## EXERCISE GOAL
Report, as a bare number, how many lines of the entries below contain "Dias".

:::

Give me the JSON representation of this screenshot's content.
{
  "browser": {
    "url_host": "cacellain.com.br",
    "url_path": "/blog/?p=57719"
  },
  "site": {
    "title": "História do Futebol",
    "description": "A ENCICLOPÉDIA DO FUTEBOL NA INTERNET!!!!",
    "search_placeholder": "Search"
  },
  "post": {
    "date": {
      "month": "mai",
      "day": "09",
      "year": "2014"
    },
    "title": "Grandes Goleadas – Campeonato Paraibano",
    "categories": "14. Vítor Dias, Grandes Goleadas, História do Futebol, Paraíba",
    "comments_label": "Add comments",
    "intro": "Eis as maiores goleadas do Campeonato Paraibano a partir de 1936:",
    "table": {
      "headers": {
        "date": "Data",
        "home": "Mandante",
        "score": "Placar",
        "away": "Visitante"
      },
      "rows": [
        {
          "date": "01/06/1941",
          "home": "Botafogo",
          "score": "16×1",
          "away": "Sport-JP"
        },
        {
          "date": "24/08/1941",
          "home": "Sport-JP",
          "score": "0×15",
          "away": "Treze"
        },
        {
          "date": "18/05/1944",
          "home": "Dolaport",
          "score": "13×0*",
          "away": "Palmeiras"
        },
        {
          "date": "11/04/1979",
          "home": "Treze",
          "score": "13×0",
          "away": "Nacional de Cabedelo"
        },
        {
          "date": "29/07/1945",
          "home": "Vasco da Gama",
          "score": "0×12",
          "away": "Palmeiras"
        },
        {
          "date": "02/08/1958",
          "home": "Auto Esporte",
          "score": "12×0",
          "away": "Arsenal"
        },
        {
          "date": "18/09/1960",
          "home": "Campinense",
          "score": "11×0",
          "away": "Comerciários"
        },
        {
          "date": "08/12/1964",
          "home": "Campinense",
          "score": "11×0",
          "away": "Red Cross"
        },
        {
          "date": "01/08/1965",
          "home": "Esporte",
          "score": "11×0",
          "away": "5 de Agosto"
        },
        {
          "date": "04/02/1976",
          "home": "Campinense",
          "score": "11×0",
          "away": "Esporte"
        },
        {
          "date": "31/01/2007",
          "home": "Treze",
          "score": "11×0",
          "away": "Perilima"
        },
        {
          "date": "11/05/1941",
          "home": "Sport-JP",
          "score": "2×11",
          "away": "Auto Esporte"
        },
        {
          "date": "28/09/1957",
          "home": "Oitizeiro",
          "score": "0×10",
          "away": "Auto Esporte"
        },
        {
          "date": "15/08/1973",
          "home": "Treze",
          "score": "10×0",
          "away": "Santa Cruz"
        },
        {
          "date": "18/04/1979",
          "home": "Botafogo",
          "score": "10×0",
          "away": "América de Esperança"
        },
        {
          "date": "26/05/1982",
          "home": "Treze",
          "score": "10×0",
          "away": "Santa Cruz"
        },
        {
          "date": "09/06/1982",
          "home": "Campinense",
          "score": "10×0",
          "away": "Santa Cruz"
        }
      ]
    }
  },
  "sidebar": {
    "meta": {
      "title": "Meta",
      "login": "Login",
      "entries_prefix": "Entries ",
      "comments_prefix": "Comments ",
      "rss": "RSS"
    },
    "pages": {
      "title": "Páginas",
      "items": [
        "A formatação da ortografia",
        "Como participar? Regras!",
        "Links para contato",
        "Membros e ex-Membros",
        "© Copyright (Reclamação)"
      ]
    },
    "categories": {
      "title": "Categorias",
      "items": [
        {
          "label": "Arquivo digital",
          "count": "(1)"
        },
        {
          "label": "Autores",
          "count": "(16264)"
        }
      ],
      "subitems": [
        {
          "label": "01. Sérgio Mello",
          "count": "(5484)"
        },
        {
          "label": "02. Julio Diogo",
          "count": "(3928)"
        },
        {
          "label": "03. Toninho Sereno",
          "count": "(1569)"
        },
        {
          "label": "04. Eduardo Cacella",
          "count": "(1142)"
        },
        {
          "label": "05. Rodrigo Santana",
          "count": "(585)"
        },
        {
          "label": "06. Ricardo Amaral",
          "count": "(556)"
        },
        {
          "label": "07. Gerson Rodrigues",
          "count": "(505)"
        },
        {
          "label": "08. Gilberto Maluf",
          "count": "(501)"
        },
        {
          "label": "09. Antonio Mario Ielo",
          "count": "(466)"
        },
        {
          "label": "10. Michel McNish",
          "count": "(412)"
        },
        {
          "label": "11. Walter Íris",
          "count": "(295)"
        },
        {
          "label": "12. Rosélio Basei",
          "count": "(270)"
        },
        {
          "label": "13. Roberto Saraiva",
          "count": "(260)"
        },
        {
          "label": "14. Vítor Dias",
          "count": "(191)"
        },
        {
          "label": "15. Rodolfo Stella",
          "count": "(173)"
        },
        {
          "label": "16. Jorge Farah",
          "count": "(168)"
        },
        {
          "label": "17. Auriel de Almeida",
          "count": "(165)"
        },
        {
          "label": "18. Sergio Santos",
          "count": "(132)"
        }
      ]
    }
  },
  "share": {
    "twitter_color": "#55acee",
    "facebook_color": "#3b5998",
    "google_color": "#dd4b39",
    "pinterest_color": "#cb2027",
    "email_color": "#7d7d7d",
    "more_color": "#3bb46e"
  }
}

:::

## ANSWER FOR THIS EXERCISE
2